Demonstrators prepare signs supporting the raising of the federal minimum wage during May Day demonstrations in New York, N.Y., on May 1, 2014.
Photo by Lucas Jackson/Reuters

Trump eyes the ‘worst-case scenario’ for the Labor Department

Updated
Last week, The American Prospect had a report on the “Fight for 15” campaign, committed to raising the minimum wage to $15 an hour, and the challenges facing the national initiative. Looking ahead to Donald Trump’s Labor Secretary nominee, the article added, “Perhaps the worst-case scenario for low-wage workers would be Andy Puzder.”

Take a wild guess who’s apparently getting the gig.
President-elect Donald J. Trump is expected to name Andrew F. Puzder, chief executive of the company that operates the fast food outlets Hardee’s and Carl’s Jr. and an outspoken critic of the worker protections enacted by the Obama administration, to be secretary of labor, people close to the transition said on Thursday.

Mr. Puzder has spent his career in the private sector and has opposed efforts to expand eligibility for overtime pay, while arguing that large minimum wage increases hurt small businesses and lead to job loss among low-skilled workers.
Note, while several news organizations have said Puzder is Trump’s choice for the Labor Department, this has not yet been confirmed by NBC News. [Update: It’s now official; Puzder will be nominated.]

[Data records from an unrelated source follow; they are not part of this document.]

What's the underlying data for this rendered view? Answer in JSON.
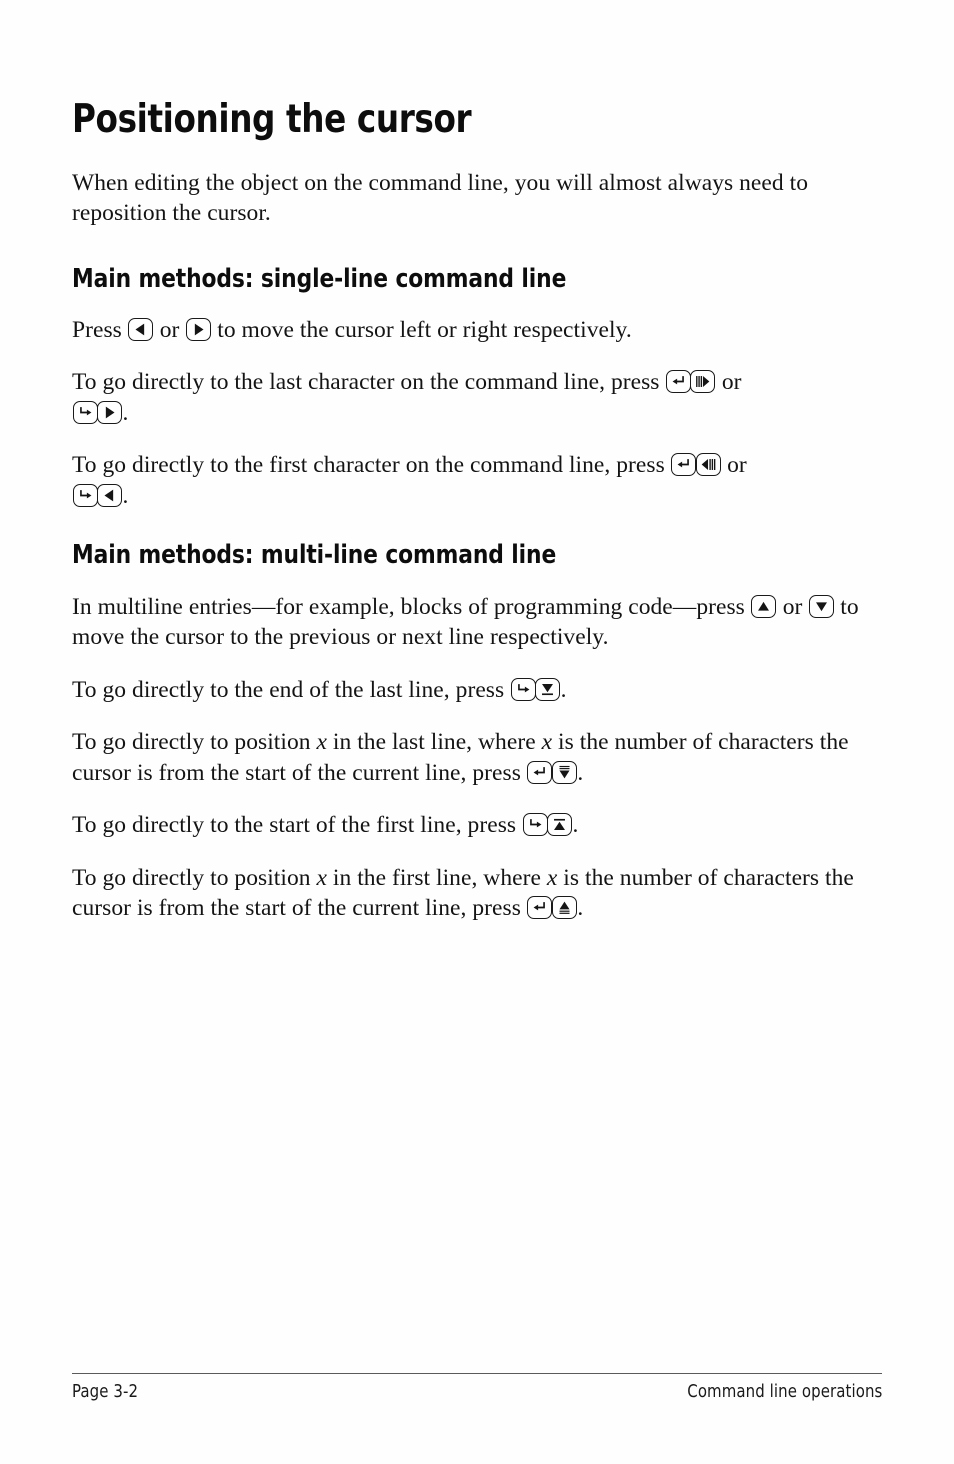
{
  "page": {
    "title": "Positioning the cursor",
    "intro": "When editing the object on the command line, you will almost always need to reposition the cursor."
  },
  "sections": [
    {
      "heading": "Main methods: single-line command line",
      "paragraphs": [
        {
          "p1": "Press ",
          "p2": " or ",
          "p3": " to move the cursor left or right respectively."
        },
        {
          "p1": "To go directly to the last character on the command line, press ",
          "p2": " or ",
          "p3": "."
        },
        {
          "p1": "To go directly to the first character on the command line, press ",
          "p2": " or ",
          "p3": "."
        }
      ]
    },
    {
      "heading": "Main methods: multi-line command line",
      "paragraphs": [
        {
          "p1": "In multiline entries—for example, blocks of programming code—press ",
          "p2": " or ",
          "p3": " to move the cursor to the previous or next line respectively."
        },
        {
          "p1": "To go directly to the end of the last line, press ",
          "p2": "."
        },
        {
          "p1": "To go directly to position ",
          "var1": "x",
          "p2": " in the last line, where ",
          "var2": "x",
          "p3": " is the number of characters the cursor is from the start of the current line, press ",
          "p4": "."
        },
        {
          "p1": "To go directly to the start of the first line, press ",
          "p2": "."
        },
        {
          "p1": "To go directly to position ",
          "var1": "x",
          "p2": " in the first line, where ",
          "var2": "x",
          "p3": " is the number of characters the cursor is from the start of the current line, press ",
          "p4": "."
        }
      ]
    }
  ],
  "keys": {
    "left_arrow": "left-arrow-key",
    "right_arrow": "right-arrow-key",
    "up_arrow": "up-arrow-key",
    "down_arrow": "down-arrow-key",
    "left_shift": "left-shift-key",
    "right_shift": "right-shift-key",
    "skip_right": "skip-to-end-right-key",
    "skip_left": "skip-to-start-left-key",
    "down_bar": "down-to-end-key",
    "down_bars": "down-to-position-key",
    "up_bar": "up-to-start-key",
    "up_bars": "up-to-position-key"
  },
  "footer": {
    "page_number": "Page 3-2",
    "chapter": "Command line operations"
  },
  "colors": {
    "ink": "#111111",
    "paper": "#fefefe",
    "rule": "#5a5a5a"
  }
}
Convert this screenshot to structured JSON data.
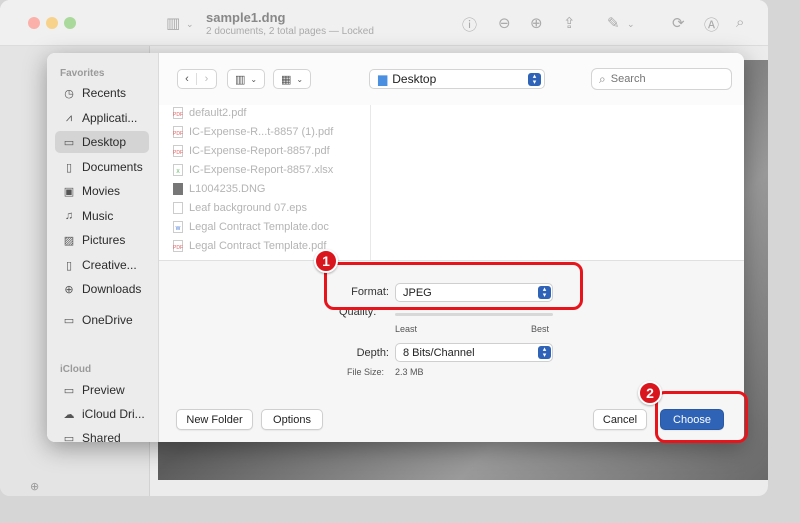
{
  "preview": {
    "title": "sample1.dng",
    "subtitle": "2 documents, 2 total pages — Locked"
  },
  "sidebar": {
    "favorites_label": "Favorites",
    "favorites": [
      {
        "label": "Recents",
        "icon": "clock-icon"
      },
      {
        "label": "Applicati...",
        "icon": "applications-icon"
      },
      {
        "label": "Desktop",
        "icon": "desktop-icon",
        "selected": true
      },
      {
        "label": "Documents",
        "icon": "document-icon"
      },
      {
        "label": "Movies",
        "icon": "film-icon"
      },
      {
        "label": "Music",
        "icon": "music-note-icon"
      },
      {
        "label": "Pictures",
        "icon": "picture-icon"
      },
      {
        "label": "Creative...",
        "icon": "document-icon"
      },
      {
        "label": "Downloads",
        "icon": "download-icon"
      },
      {
        "label": "OneDrive",
        "icon": "folder-icon"
      }
    ],
    "icloud_label": "iCloud",
    "icloud": [
      {
        "label": "Preview",
        "icon": "folder-icon"
      },
      {
        "label": "iCloud Dri...",
        "icon": "cloud-icon"
      },
      {
        "label": "Shared",
        "icon": "shared-folder-icon"
      }
    ]
  },
  "toolbar": {
    "location": "Desktop",
    "search_placeholder": "Search"
  },
  "files": [
    {
      "name": "default2.pdf",
      "icon": "pdf-icon"
    },
    {
      "name": "IC-Expense-R...t-8857 (1).pdf",
      "icon": "pdf-icon"
    },
    {
      "name": "IC-Expense-Report-8857.pdf",
      "icon": "pdf-icon"
    },
    {
      "name": "IC-Expense-Report-8857.xlsx",
      "icon": "spreadsheet-icon"
    },
    {
      "name": "L1004235.DNG",
      "icon": "image-icon"
    },
    {
      "name": "Leaf background 07.eps",
      "icon": "document-icon"
    },
    {
      "name": "Legal Contract Template.doc",
      "icon": "word-icon"
    },
    {
      "name": "Legal Contract Template.pdf",
      "icon": "pdf-icon"
    }
  ],
  "options": {
    "format_label": "Format:",
    "format_value": "JPEG",
    "quality_label": "Quality:",
    "quality_least": "Least",
    "quality_best": "Best",
    "depth_label": "Depth:",
    "depth_value": "8 Bits/Channel",
    "filesize_label": "File Size:",
    "filesize_value": "2.3 MB"
  },
  "buttons": {
    "new_folder": "New Folder",
    "options": "Options",
    "cancel": "Cancel",
    "choose": "Choose"
  },
  "annotations": {
    "badge1": "1",
    "badge2": "2",
    "color": "#e8141c"
  }
}
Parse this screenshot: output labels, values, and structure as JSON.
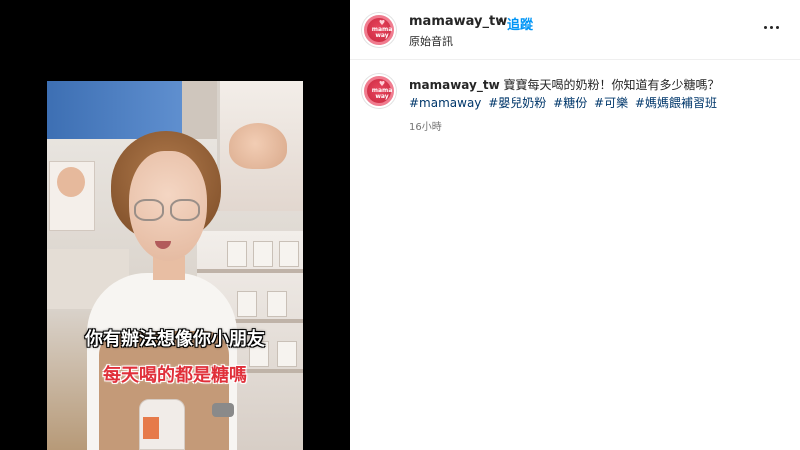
{
  "post": {
    "username": "mamaway_tw",
    "separator": "•",
    "follow_label": "追蹤",
    "audio_label": "原始音訊",
    "avatar_text": "mama way",
    "caption_username": "mamaway_tw",
    "caption_text": " 寶寶每天喝的奶粉！你知道有多少糖嗎？",
    "hashtags": [
      "#mamaway",
      "#嬰兒奶粉",
      "#糖份",
      "#可樂",
      "#媽媽餵補習班"
    ],
    "timestamp": "16小時",
    "more_icon": "more-horizontal-icon"
  },
  "video": {
    "subtitle_1": "你有辦法想像你小朋友",
    "subtitle_2": "每天喝的都是糖嗎"
  },
  "colors": {
    "link_blue": "#0095f6",
    "hashtag_blue": "#00376b",
    "brand_pink": "#e9465e",
    "subtitle_red": "#e0303a"
  }
}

That said, if the reports are accurate, and Senate Republicans confirm the selection, Puzder would join a long and growing list of Trump’s team members who have no background in elected office and no governing experience whatsoever. The list already included Steven Mnuchin (Treasury), Ben Carson (HUD), Betsy DeVos (Education), Wilbur Ross (Commerce), and Stephen Bannon (White House strategist).

As it turns out, Puzder is also the latest in a series of multimillionaires and Republican donors to receive a cabinet slot from Trump.

But the most glaring problem with this selection is that Trump’s preferred Labor Secretary is deeply hostile towards practically every proposal that would benefit working people. From the aforementioned American Prospect piece:
In his frequent op-ed and cable news commentaries, Puzder has championed every aspect of right-wing trickle-down economics. Rolling back taxation and regulation for the rich and corporations will lift the economy, he’s argued, as will getting rid of all those minimum-wage hikes.

Last year, the fast-food CEO made more in one day ($17,192) than one of his full-time minimum wage workers would make in a year ($15,130), according to TalkPoverty. Yet Puzder opposes any increase to the minimum wage, believes that workers are kept in poverty because of government assistance programs, and thinks expanding access to overtime pay would diminish the prestige of entry-level management jobs.
For a Labor Secretary, Puzder also seems unusually hostile towards those who provide labor. In a March 2016 interview, for example, he boasted about his investments in machines over people: “They’re always polite, they always upsell, they never take a vacation, they never show up late, there’s never a slip-and-fall, or an age, sex, or race discrimination case.”

If you’re one of those voters who supported Donald Trump because you expected him to be a champion of working families, too often overlooked by wealthy and powerful interests, the Puzder nomination is the latest evidence that Trump has unique definitions of “elitism” and “populism” that bear no resemblance to sensible policymaking.

Postscript: It doesn’t help matters that Puzder is responsible for a series of misogynistic TV ads for his burger chain.



Donald Trump and Labor

Trump eyes the 'worst-case scenario' for the Labor Department

Updated